| Supplied material |
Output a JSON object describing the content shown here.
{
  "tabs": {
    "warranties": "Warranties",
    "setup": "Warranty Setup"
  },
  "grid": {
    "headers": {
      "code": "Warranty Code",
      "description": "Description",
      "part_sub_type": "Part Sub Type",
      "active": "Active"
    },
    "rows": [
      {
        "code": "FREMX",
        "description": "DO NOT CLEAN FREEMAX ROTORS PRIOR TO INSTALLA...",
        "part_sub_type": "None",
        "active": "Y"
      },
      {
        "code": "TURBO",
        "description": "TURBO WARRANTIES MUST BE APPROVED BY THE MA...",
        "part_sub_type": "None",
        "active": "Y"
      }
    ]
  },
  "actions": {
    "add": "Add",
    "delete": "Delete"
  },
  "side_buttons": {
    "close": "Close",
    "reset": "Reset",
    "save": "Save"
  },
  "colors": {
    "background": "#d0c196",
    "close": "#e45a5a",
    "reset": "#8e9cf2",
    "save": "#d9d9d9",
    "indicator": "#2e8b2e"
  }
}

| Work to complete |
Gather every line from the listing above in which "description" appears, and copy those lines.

| Output for this exercise |
      "description": "Description",
        "description": "DO NOT CLEAN FREEMAX ROTORS PRIOR TO INSTALLA...",
        "description": "TURBO WARRANTIES MUST BE APPROVED BY THE MA...",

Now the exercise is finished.